■ Directions for this task ■
Look below for lines that hold the string "with" and copy each one.

---------------

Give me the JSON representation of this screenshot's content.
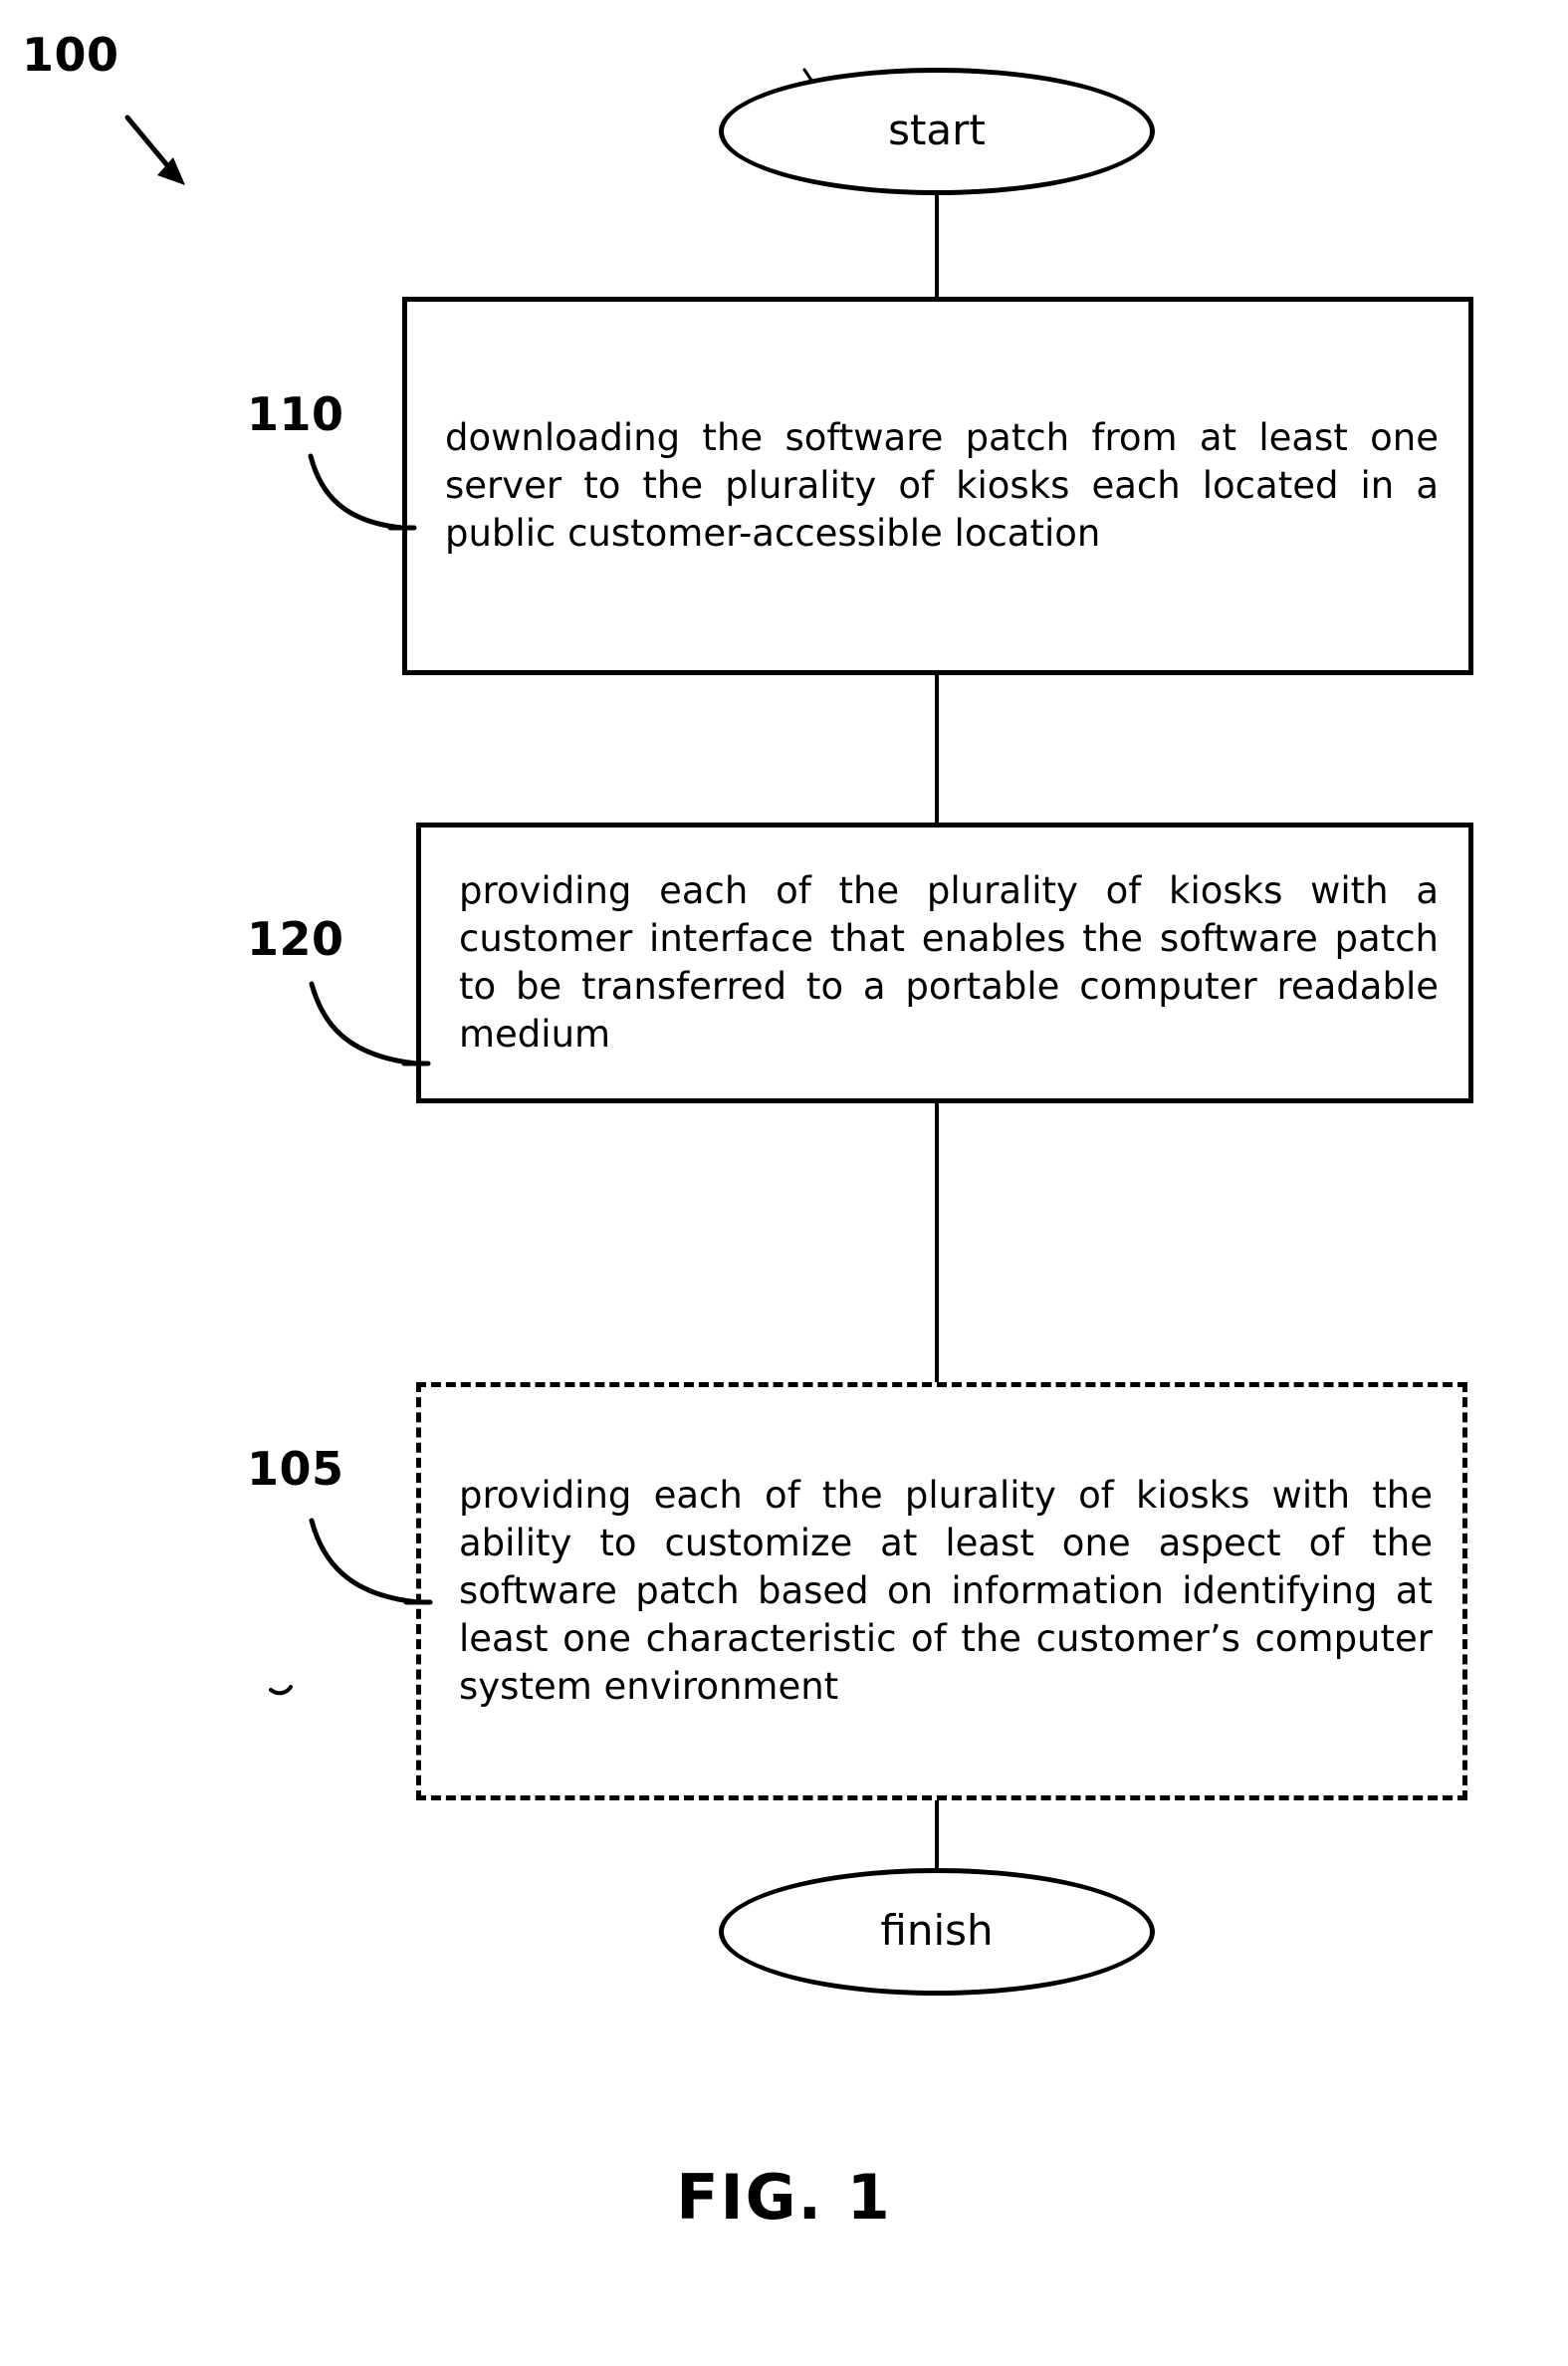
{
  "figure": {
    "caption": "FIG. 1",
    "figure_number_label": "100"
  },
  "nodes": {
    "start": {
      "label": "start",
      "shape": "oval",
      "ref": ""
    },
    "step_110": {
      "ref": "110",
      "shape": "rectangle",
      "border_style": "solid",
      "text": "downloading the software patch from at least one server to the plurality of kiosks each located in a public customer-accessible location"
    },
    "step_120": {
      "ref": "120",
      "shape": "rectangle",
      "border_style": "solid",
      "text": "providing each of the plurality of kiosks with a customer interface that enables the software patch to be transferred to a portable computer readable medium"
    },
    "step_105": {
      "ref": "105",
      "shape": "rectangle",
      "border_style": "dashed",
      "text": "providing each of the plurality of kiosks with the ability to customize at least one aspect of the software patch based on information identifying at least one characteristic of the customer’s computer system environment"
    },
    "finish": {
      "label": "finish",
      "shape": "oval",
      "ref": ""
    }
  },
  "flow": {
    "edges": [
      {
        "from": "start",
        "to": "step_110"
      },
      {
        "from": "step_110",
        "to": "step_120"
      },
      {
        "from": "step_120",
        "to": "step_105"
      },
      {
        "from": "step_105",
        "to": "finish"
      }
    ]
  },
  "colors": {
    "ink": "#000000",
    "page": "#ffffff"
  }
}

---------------

■ Result of the task ■
      "text": "providing each of the plurality of kiosks with a customer interface that enables the software patch to be transferred to a portable computer readable medium"
      "text": "providing each of the plurality of kiosks with the ability to customize at least one aspect of the software patch based on information identifying at least one characteristic of the customer’s computer system environment"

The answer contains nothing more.